■ **ASSIGNED TASK**: When the data below is printed, every line must match exactly and the images must be absent.

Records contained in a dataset
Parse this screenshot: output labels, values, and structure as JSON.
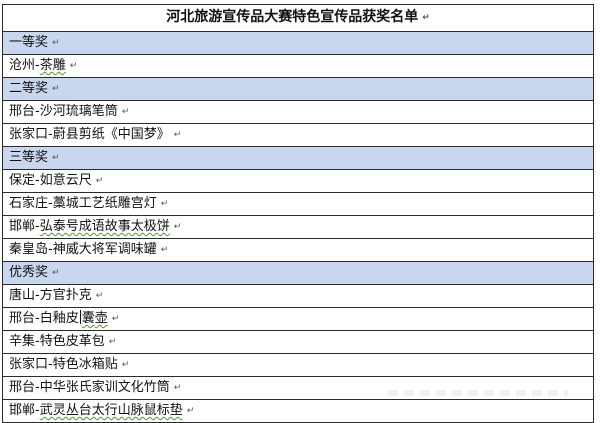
{
  "title": "河北旅游宣传品大赛特色宣传品获奖名单",
  "paragraph_mark": "↵",
  "sections": [
    {
      "heading": "一等奖",
      "entries": [
        {
          "parts": [
            "沧州-",
            "茶雕"
          ],
          "squiggle": [
            false,
            true
          ]
        }
      ]
    },
    {
      "heading": "二等奖",
      "entries": [
        {
          "parts": [
            "邢台-沙河琉璃笔筒"
          ],
          "squiggle": [
            false
          ]
        },
        {
          "parts": [
            "张家口-蔚县剪纸《中国梦》"
          ],
          "squiggle": [
            false
          ]
        }
      ]
    },
    {
      "heading": "三等奖",
      "entries": [
        {
          "parts": [
            "保定-如意云尺"
          ],
          "squiggle": [
            false
          ]
        },
        {
          "parts": [
            "石家庄-藁城工艺纸雕宫灯"
          ],
          "squiggle": [
            false
          ]
        },
        {
          "parts": [
            "邯郸-",
            "弘泰号成语故事太极饼"
          ],
          "squiggle": [
            false,
            true
          ]
        },
        {
          "parts": [
            "秦皇岛-神威大将军调味罐"
          ],
          "squiggle": [
            false
          ]
        }
      ]
    },
    {
      "heading": "优秀奖",
      "entries": [
        {
          "parts": [
            "唐山-方官扑克"
          ],
          "squiggle": [
            false
          ]
        },
        {
          "parts": [
            "邢台-白釉皮",
            "囊",
            "壶"
          ],
          "squiggle": [
            false,
            true,
            true
          ],
          "caret_after": 0
        },
        {
          "parts": [
            "辛集-特色皮革包"
          ],
          "squiggle": [
            false
          ]
        },
        {
          "parts": [
            "张家口-特色冰箱贴"
          ],
          "squiggle": [
            false
          ]
        },
        {
          "parts": [
            "邢台-中华张氏家训文化竹筒"
          ],
          "squiggle": [
            false
          ]
        },
        {
          "parts": [
            "邯郸-",
            "武灵丛台太行山脉鼠标垫"
          ],
          "squiggle": [
            false,
            true
          ]
        }
      ]
    }
  ]
}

■ **COMPLETED EXERCISE**:
Parse this screenshot: output labels, values, and structure as JSON.
{
  "title": "河北旅游宣传品大赛特色宣传品获奖名单",
  "paragraph_mark": "↵",
  "sections": [
    {
      "heading": "一等奖",
      "entries": [
        {
          "parts": [
            "沧州-",
            "茶雕"
          ],
          "squiggle": [
            false,
            true
          ]
        }
      ]
    },
    {
      "heading": "二等奖",
      "entries": [
        {
          "parts": [
            "邢台-沙河琉璃笔筒"
          ],
          "squiggle": [
            false
          ]
        },
        {
          "parts": [
            "张家口-蔚县剪纸《中国梦》"
          ],
          "squiggle": [
            false
          ]
        }
      ]
    },
    {
      "heading": "三等奖",
      "entries": [
        {
          "parts": [
            "保定-如意云尺"
          ],
          "squiggle": [
            false
          ]
        },
        {
          "parts": [
            "石家庄-藁城工艺纸雕宫灯"
          ],
          "squiggle": [
            false
          ]
        },
        {
          "parts": [
            "邯郸-",
            "弘泰号成语故事太极饼"
          ],
          "squiggle": [
            false,
            true
          ]
        },
        {
          "parts": [
            "秦皇岛-神威大将军调味罐"
          ],
          "squiggle": [
            false
          ]
        }
      ]
    },
    {
      "heading": "优秀奖",
      "entries": [
        {
          "parts": [
            "唐山-方官扑克"
          ],
          "squiggle": [
            false
          ]
        },
        {
          "parts": [
            "邢台-白釉皮",
            "囊",
            "壶"
          ],
          "squiggle": [
            false,
            true,
            true
          ],
          "caret_after": 0
        },
        {
          "parts": [
            "辛集-特色皮革包"
          ],
          "squiggle": [
            false
          ]
        },
        {
          "parts": [
            "张家口-特色冰箱贴"
          ],
          "squiggle": [
            false
          ]
        },
        {
          "parts": [
            "邢台-中华张氏家训文化竹筒"
          ],
          "squiggle": [
            false
          ]
        },
        {
          "parts": [
            "邯郸-",
            "武灵丛台太行山脉鼠标垫"
          ],
          "squiggle": [
            false,
            true
          ]
        }
      ]
    }
  ]
}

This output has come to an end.